The United States will press the industrialized Western nations to cut their oil imports another 1 million barrels a day, diplomatic sources here said.
However, they said, Washington is backing away from plans to seek sanctions against nations that exceed internationally agreed-upon import ceilings.
The United States previously had been reported ready to take a very tough line to get its partners in the 20-nation International Energy Agency, who meet here beginning Monday, to agree to put teeth in accords to cut oil consumption.
U.S. officials have encountered resistance to their approach, notably from the West Germans, who take the view that Europe historically has had a good energy conservation record compared to the United States, and that the United States is a Johnny-come-lately which still has much further to go than Europe to eliminate waste in energy consumption.
The Americans have been urging on the IEA the need to show serious efforts and results before the oil price-setting meeting of the Organization of Petroleum Exporting Countries in Caracas, Venezuela, a week from Monday. The meeting of the IEA energy ministers here was originally scheduled for January and was moved up to precede the OPEC meeting at American insistence.
The Americans have also been campaigning to erase the bad image of the United States as an energy-waster, arguing that it is outdated. U.S. officials point out, for example, that American oil imports were 7.9 million barrels a day for the four weeks ending Nov. 30, representing a 4.6 percent decrease compared to the same period last year.
The West German reply is that much of this improvement is attributable to economic downturn in the United States and that it makes no sense for Europe to plan itself into a recession just to match the U.S. percentages.

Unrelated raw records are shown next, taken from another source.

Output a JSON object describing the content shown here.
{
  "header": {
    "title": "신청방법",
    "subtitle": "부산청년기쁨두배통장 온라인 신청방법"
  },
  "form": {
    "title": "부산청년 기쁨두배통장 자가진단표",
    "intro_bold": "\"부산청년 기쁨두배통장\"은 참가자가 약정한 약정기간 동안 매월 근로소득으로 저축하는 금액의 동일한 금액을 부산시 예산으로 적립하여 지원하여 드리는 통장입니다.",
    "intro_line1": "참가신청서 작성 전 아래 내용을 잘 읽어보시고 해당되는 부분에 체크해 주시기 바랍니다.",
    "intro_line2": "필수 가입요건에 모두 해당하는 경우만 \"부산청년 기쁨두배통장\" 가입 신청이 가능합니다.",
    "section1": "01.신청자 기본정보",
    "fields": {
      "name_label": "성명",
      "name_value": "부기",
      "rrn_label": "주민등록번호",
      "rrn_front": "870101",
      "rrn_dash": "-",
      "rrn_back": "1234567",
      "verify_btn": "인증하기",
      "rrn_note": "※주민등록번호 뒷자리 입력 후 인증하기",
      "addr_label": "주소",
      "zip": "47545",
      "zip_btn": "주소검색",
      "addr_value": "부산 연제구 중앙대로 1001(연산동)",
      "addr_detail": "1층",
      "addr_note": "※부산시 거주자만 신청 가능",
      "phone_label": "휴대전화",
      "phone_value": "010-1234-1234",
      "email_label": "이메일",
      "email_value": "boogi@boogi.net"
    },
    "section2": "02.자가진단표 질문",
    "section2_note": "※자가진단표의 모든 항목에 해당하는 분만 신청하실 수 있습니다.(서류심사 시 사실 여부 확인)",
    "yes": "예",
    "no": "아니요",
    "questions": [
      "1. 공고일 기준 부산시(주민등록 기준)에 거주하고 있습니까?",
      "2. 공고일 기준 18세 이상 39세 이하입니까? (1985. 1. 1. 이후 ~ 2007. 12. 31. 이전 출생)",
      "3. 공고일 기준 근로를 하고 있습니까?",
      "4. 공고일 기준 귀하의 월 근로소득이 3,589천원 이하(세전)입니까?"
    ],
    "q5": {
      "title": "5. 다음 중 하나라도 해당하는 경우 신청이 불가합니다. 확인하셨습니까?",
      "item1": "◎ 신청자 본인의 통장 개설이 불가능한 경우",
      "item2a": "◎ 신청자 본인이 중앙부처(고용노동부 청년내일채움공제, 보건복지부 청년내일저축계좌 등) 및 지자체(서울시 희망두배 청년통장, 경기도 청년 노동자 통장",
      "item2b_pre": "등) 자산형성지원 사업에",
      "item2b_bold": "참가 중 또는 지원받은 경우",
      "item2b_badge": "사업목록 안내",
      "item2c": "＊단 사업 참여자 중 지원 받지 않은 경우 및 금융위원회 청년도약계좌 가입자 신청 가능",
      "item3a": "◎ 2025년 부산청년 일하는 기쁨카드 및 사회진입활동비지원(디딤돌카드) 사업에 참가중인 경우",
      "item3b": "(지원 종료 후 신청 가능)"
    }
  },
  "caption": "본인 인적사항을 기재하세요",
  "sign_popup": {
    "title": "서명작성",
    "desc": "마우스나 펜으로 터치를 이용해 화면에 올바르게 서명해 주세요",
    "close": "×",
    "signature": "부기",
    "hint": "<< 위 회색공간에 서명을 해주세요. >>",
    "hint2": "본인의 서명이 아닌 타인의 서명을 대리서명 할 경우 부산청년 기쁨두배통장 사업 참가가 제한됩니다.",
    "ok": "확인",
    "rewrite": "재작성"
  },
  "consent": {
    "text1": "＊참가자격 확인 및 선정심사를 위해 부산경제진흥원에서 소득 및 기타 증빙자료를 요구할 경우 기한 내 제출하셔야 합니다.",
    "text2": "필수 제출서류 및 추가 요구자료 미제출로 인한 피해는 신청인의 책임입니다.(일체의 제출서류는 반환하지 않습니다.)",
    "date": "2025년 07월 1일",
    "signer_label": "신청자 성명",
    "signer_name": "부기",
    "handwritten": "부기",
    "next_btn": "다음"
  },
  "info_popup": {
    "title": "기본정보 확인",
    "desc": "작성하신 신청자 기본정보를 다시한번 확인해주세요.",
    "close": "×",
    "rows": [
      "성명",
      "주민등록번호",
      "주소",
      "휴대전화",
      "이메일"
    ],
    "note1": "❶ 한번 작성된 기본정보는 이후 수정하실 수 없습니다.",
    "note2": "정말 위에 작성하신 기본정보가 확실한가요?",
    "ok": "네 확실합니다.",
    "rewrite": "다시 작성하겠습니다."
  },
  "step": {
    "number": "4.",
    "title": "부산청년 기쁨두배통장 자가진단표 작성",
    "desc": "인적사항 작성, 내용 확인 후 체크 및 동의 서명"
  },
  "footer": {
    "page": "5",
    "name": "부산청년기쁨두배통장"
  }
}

Among the sanctions that the United States had been proposing was the exclusion from the IEA's standby emergency oil-sharing setup of any country that exceeds its oil import ceilings. The sharing plan provides for the distribution of available oil imports to IEA members on a proportional basis if the available supply should fall 7 percent or more below existing levels.
The U.S. delegation, headed by Energy Secretary Charles Duncan, is expected to encounter no resistance to another proposal for detailed quarterly reporting on how countries perform on their commitments. Publication of the findings would provide a basis for singling out countries that do not meet their commitments.
Average oil imports of the 20 member states, grouping all the major non-communist industrial oil consumers except France, are expected to be 25 million barrels a day this year. The IEA already had agreed to set a target of 24 million barrels a day for 1980, and the United States is now seeking a cut to 23 million.
U.S. sources would not discuss in advance of Monday's meeting what proportion of that conservation burden the United States would propose to take on itself.
The nine-member European Economic Community has agreed to an overall ceiling for 1980, but resisted setting country-by-country goals until 1981. The Americans are pressing for immediate national commitments from the Europeans. How detailed the commitments are will be a test of the success of Monday's conference, energy officials said.
The U.S. insistence on further import cuts is based on the assumption, shared by IEA and international oil industry analysts, that there will be at least 2 million barrels a day less available from OPEC next year. It is generally assumed that Iran will wind up cutting its current production of about 3.5 million barrels a day approximately by the 700,000 barrels a day that the United States used to take before it embargoed Iranian oil.
Libya and Abu Dhabi each have stated their intention to lower production by 100,000 barrels a day. Kuwait, Nigeria and Venezuela are expected to cut production by 200,000 barrels a day each. Those bits and pieces total 800,000 barrels a day.
The big question is whether Saudi Arabia, now producing at 9.5 million barrels a day, is willing to continue to exceed its own official production limit of 8.5 million barrels a day.
Their is a widespread view among oil analysts that economic recession may reduce demand for oil automatically by the 2 million barrels a day that they expect the OPEC nations to reduce their 1980 production.
Another factor is that IEA members have been doing an extraordinary amount of stockpiling, estimated at 1 million barrels a day. While no one knows exactly what state and company storage capacity really is, it is assumed by the IEA that there is not much spare storage capacity left and that once the storage tanks are all filled and the spare oil tankers are loaded up, demand will fall naturally.
One of the problems in assessing next year's supply situation is that OPEC countries have delayed signing contracts for 1980 pending the outcome of the Caracas meeting. Some importing countries have been unable to get any firm commitments.
Anyone who had been counting on Mexico's taking up the slack in the market created by Iran, had better think twice, one analyst added. "Mexico probably has the same level of reserves as Iran," he said. "But the Mexicans saw the results of Iran's rapid economic growth, and they don't want to take the risk of having an Iranian-style revolution if they produce too much oil."